**Entries supplied**
#####
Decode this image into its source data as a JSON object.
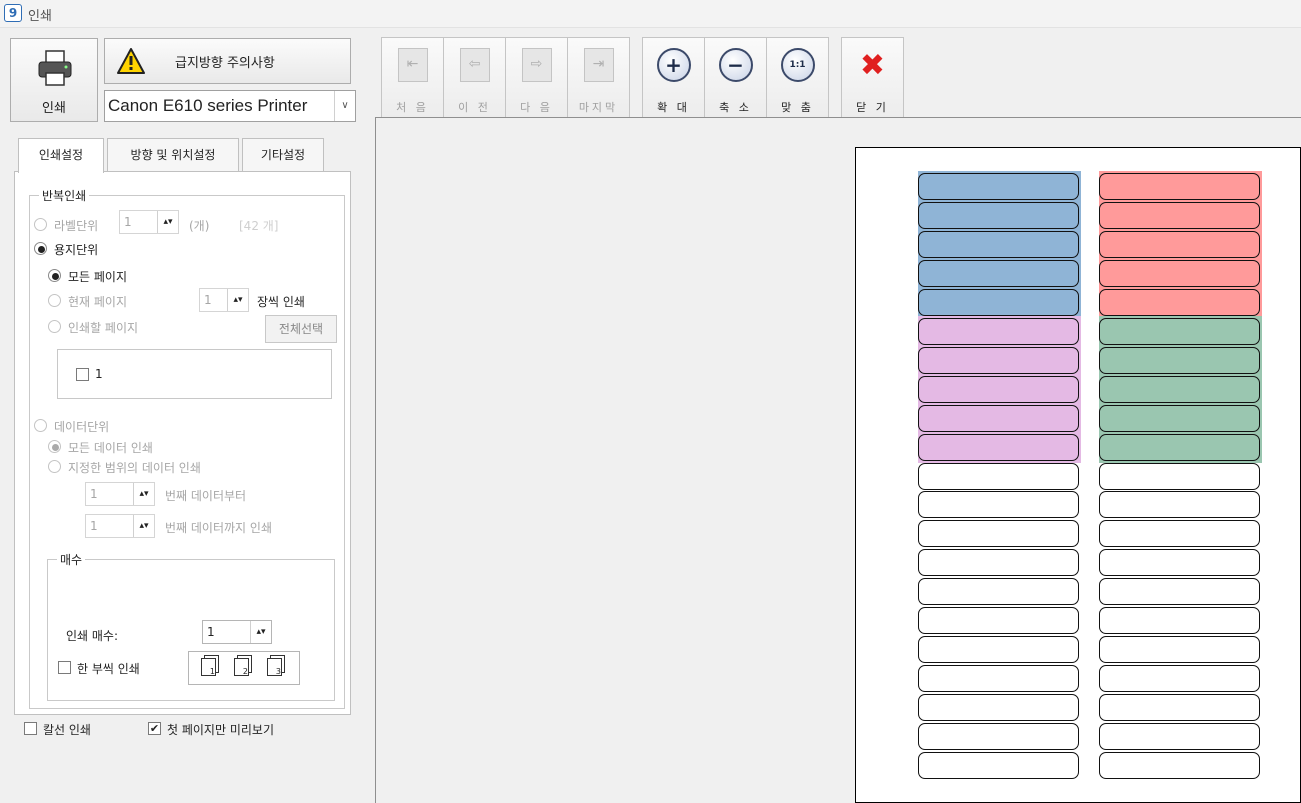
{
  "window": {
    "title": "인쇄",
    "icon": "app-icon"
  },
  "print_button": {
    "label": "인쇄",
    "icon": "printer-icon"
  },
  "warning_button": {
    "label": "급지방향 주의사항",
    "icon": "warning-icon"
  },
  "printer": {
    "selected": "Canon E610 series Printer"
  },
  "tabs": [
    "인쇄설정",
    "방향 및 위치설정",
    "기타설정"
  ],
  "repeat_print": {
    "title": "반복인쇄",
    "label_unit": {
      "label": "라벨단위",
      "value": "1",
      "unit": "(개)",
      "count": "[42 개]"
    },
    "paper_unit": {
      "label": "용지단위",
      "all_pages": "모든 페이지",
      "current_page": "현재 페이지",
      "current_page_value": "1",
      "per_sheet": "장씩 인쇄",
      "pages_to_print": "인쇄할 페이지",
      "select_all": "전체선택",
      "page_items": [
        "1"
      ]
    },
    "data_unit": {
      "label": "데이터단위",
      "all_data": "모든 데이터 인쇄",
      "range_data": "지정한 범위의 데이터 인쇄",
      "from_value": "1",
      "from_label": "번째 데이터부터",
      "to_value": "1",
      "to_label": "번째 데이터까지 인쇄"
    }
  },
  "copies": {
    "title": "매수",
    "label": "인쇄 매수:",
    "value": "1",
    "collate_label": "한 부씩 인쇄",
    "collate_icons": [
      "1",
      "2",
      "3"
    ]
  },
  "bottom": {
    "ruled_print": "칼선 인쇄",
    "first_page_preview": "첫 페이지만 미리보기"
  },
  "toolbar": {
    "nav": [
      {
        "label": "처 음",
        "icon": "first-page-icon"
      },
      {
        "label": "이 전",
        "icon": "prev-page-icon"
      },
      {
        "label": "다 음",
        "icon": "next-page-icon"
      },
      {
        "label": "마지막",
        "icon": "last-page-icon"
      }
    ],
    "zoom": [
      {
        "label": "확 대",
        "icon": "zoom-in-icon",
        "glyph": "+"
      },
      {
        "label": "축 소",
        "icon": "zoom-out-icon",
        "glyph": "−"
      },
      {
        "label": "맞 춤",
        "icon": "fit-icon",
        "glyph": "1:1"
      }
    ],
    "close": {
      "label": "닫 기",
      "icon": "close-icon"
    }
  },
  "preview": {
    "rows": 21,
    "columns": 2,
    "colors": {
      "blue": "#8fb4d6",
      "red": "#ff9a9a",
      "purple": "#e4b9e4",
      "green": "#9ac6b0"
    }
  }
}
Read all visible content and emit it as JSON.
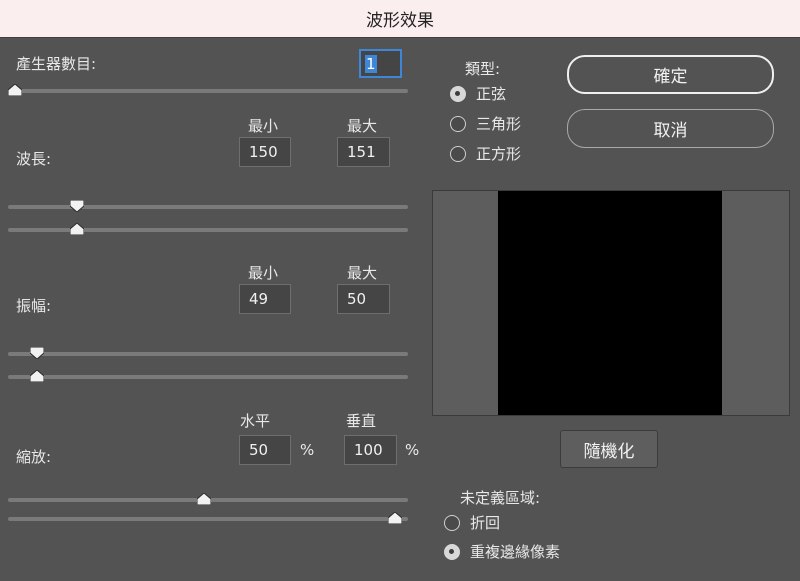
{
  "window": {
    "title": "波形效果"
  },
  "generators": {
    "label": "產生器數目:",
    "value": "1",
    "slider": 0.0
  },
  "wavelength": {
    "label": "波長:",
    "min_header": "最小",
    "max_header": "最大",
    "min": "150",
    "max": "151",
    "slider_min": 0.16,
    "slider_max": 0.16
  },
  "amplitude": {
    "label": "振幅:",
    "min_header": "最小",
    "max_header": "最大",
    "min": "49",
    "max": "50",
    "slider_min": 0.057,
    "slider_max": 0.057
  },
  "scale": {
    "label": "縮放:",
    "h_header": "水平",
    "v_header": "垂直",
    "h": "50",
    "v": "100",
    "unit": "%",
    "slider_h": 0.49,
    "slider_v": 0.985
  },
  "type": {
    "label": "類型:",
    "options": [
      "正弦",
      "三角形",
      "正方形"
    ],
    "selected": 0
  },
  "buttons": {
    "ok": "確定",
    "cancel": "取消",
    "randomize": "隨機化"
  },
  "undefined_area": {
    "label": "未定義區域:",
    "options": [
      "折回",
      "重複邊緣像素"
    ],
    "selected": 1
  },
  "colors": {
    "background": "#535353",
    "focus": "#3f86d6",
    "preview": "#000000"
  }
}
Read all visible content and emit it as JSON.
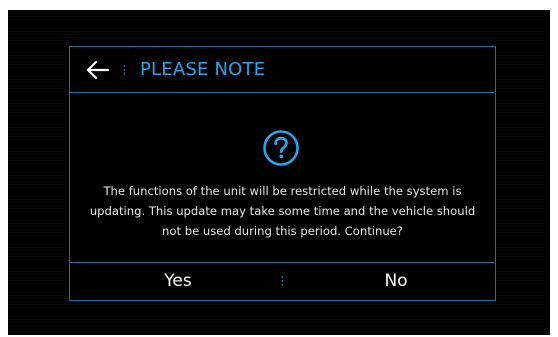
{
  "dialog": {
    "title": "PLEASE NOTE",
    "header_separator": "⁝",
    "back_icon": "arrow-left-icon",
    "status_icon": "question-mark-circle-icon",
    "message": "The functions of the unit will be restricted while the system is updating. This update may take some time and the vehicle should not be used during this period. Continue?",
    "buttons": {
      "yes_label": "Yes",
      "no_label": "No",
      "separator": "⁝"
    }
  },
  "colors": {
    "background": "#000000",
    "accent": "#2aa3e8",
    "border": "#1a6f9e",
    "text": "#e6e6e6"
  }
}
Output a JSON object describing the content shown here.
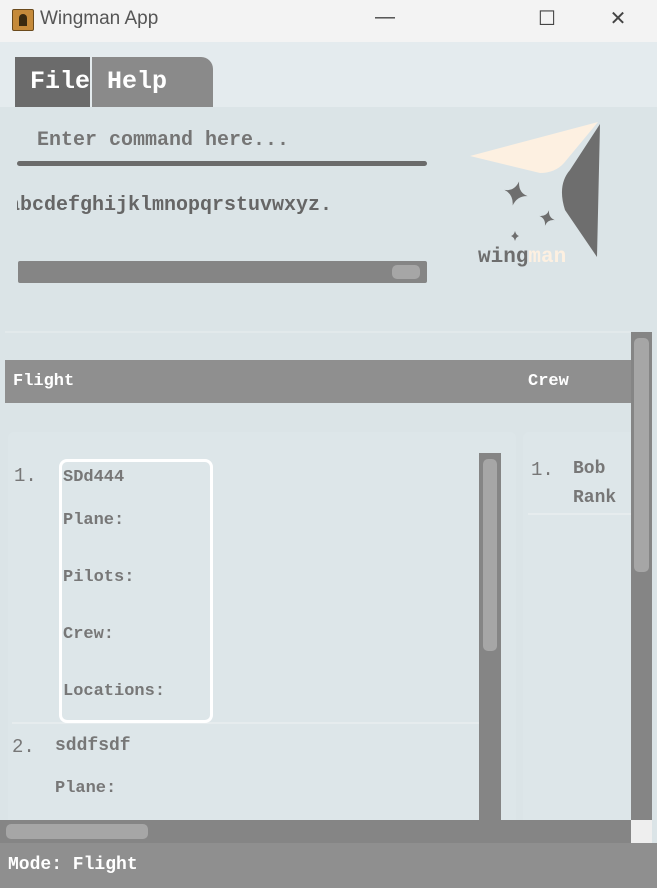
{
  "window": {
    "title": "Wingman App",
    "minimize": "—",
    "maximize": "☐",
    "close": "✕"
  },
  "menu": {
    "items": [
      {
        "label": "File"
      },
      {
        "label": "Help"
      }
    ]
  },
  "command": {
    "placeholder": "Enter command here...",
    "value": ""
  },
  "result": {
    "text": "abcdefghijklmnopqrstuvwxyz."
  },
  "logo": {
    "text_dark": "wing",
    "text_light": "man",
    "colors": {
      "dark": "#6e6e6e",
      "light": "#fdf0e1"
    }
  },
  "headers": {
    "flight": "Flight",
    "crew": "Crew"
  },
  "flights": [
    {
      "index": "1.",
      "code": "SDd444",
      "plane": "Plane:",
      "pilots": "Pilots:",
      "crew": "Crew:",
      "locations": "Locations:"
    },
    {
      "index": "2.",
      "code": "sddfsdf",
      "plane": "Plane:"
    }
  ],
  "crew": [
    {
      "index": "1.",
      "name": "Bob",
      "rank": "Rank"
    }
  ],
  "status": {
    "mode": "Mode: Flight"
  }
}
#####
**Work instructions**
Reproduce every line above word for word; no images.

**Answer section**
Decode this image into its source data as a JSON object.
{
  "window": {
    "title": "인쇄",
    "icon": "app-icon"
  },
  "print_button": {
    "label": "인쇄",
    "icon": "printer-icon"
  },
  "warning_button": {
    "label": "급지방향 주의사항",
    "icon": "warning-icon"
  },
  "printer": {
    "selected": "Canon E610 series Printer"
  },
  "tabs": [
    "인쇄설정",
    "방향 및 위치설정",
    "기타설정"
  ],
  "repeat_print": {
    "title": "반복인쇄",
    "label_unit": {
      "label": "라벨단위",
      "value": "1",
      "unit": "(개)",
      "count": "[42 개]"
    },
    "paper_unit": {
      "label": "용지단위",
      "all_pages": "모든 페이지",
      "current_page": "현재 페이지",
      "current_page_value": "1",
      "per_sheet": "장씩 인쇄",
      "pages_to_print": "인쇄할 페이지",
      "select_all": "전체선택",
      "page_items": [
        "1"
      ]
    },
    "data_unit": {
      "label": "데이터단위",
      "all_data": "모든 데이터 인쇄",
      "range_data": "지정한 범위의 데이터 인쇄",
      "from_value": "1",
      "from_label": "번째 데이터부터",
      "to_value": "1",
      "to_label": "번째 데이터까지 인쇄"
    }
  },
  "copies": {
    "title": "매수",
    "label": "인쇄 매수:",
    "value": "1",
    "collate_label": "한 부씩 인쇄",
    "collate_icons": [
      "1",
      "2",
      "3"
    ]
  },
  "bottom": {
    "ruled_print": "칼선 인쇄",
    "first_page_preview": "첫 페이지만 미리보기"
  },
  "toolbar": {
    "nav": [
      {
        "label": "처 음",
        "icon": "first-page-icon"
      },
      {
        "label": "이 전",
        "icon": "prev-page-icon"
      },
      {
        "label": "다 음",
        "icon": "next-page-icon"
      },
      {
        "label": "마지막",
        "icon": "last-page-icon"
      }
    ],
    "zoom": [
      {
        "label": "확 대",
        "icon": "zoom-in-icon",
        "glyph": "+"
      },
      {
        "label": "축 소",
        "icon": "zoom-out-icon",
        "glyph": "−"
      },
      {
        "label": "맞 춤",
        "icon": "fit-icon",
        "glyph": "1:1"
      }
    ],
    "close": {
      "label": "닫 기",
      "icon": "close-icon"
    }
  },
  "preview": {
    "rows": 21,
    "columns": 2,
    "colors": {
      "blue": "#8fb4d6",
      "red": "#ff9a9a",
      "purple": "#e4b9e4",
      "green": "#9ac6b0"
    }
  }
}
Read all visible content and emit it as JSON.
{
  "window": {
    "title": "波形效果"
  },
  "generators": {
    "label": "產生器數目:",
    "value": "1",
    "slider": 0.0
  },
  "wavelength": {
    "label": "波長:",
    "min_header": "最小",
    "max_header": "最大",
    "min": "150",
    "max": "151",
    "slider_min": 0.16,
    "slider_max": 0.16
  },
  "amplitude": {
    "label": "振幅:",
    "min_header": "最小",
    "max_header": "最大",
    "min": "49",
    "max": "50",
    "slider_min": 0.057,
    "slider_max": 0.057
  },
  "scale": {
    "label": "縮放:",
    "h_header": "水平",
    "v_header": "垂直",
    "h": "50",
    "v": "100",
    "unit": "%",
    "slider_h": 0.49,
    "slider_v": 0.985
  },
  "type": {
    "label": "類型:",
    "options": [
      "正弦",
      "三角形",
      "正方形"
    ],
    "selected": 0
  },
  "buttons": {
    "ok": "確定",
    "cancel": "取消",
    "randomize": "隨機化"
  },
  "undefined_area": {
    "label": "未定義區域:",
    "options": [
      "折回",
      "重複邊緣像素"
    ],
    "selected": 1
  },
  "colors": {
    "background": "#535353",
    "focus": "#3f86d6",
    "preview": "#000000"
  }
}
Read all visible content and emit it as JSON.
{
  "dialog": {
    "title": "PLEASE NOTE",
    "header_separator": "⁝",
    "back_icon": "arrow-left-icon",
    "status_icon": "question-mark-circle-icon",
    "message": "The functions of the unit will be restricted while the system is updating. This update may take some time and the vehicle should not be used during this period. Continue?",
    "buttons": {
      "yes_label": "Yes",
      "no_label": "No",
      "separator": "⁝"
    }
  },
  "colors": {
    "background": "#000000",
    "accent": "#2aa3e8",
    "border": "#1a6f9e",
    "text": "#e6e6e6"
  }
}
Output a JSON object describing the content shown here.
{
  "window": {
    "title": "Wingman App",
    "minimize": "—",
    "maximize": "☐",
    "close": "✕"
  },
  "menu": {
    "items": [
      {
        "label": "File"
      },
      {
        "label": "Help"
      }
    ]
  },
  "command": {
    "placeholder": "Enter command here...",
    "value": ""
  },
  "result": {
    "text": "abcdefghijklmnopqrstuvwxyz."
  },
  "logo": {
    "text_dark": "wing",
    "text_light": "man",
    "colors": {
      "dark": "#6e6e6e",
      "light": "#fdf0e1"
    }
  },
  "headers": {
    "flight": "Flight",
    "crew": "Crew"
  },
  "flights": [
    {
      "index": "1.",
      "code": "SDd444",
      "plane": "Plane:",
      "pilots": "Pilots:",
      "crew": "Crew:",
      "locations": "Locations:"
    },
    {
      "index": "2.",
      "code": "sddfsdf",
      "plane": "Plane:"
    }
  ],
  "crew": [
    {
      "index": "1.",
      "name": "Bob",
      "rank": "Rank"
    }
  ],
  "status": {
    "mode": "Mode: Flight"
  }
}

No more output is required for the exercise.